(Beginning of DATA EXTRACTS)

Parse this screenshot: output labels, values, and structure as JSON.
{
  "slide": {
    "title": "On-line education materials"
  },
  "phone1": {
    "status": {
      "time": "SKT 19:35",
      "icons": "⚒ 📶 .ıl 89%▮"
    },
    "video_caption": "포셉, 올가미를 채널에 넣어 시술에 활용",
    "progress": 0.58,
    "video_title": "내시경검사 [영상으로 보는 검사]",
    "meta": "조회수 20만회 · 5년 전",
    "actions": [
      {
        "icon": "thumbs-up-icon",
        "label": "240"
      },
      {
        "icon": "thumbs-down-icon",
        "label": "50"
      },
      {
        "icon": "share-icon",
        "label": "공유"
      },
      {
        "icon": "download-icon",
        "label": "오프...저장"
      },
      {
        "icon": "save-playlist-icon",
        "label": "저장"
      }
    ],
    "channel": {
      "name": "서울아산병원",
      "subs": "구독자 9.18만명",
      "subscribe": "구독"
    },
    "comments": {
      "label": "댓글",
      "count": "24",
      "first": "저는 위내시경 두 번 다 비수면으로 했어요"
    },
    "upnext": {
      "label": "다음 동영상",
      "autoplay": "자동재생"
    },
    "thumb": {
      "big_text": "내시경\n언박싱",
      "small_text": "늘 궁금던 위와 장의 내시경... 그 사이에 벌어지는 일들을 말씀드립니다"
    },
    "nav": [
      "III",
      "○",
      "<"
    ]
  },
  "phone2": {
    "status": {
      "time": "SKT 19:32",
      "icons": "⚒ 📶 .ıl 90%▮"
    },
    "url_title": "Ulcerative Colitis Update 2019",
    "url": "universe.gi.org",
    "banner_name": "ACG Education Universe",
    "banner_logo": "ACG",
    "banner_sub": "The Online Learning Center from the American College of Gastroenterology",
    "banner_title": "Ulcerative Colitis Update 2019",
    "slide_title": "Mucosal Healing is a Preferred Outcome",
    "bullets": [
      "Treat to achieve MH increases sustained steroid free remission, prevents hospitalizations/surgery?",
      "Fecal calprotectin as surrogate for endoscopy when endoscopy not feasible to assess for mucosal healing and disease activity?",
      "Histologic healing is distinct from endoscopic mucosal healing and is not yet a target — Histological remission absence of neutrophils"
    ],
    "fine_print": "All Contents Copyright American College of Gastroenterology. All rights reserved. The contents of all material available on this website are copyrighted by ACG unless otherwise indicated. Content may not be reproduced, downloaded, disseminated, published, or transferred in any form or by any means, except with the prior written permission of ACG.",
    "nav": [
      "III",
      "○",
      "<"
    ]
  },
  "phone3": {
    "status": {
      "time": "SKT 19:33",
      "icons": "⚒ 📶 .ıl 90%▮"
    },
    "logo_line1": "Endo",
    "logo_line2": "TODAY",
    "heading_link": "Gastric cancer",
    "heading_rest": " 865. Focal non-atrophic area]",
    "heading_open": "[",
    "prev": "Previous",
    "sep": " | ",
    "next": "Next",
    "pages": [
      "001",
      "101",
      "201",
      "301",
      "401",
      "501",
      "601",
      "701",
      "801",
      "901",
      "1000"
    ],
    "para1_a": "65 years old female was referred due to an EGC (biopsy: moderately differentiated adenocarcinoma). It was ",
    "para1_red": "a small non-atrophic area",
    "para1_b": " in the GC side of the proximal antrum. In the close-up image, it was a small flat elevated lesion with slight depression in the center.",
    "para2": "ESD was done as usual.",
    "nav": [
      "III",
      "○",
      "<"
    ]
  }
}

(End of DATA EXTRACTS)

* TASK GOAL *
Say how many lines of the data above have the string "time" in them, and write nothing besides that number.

* OUTPUT OF THE TASK *
3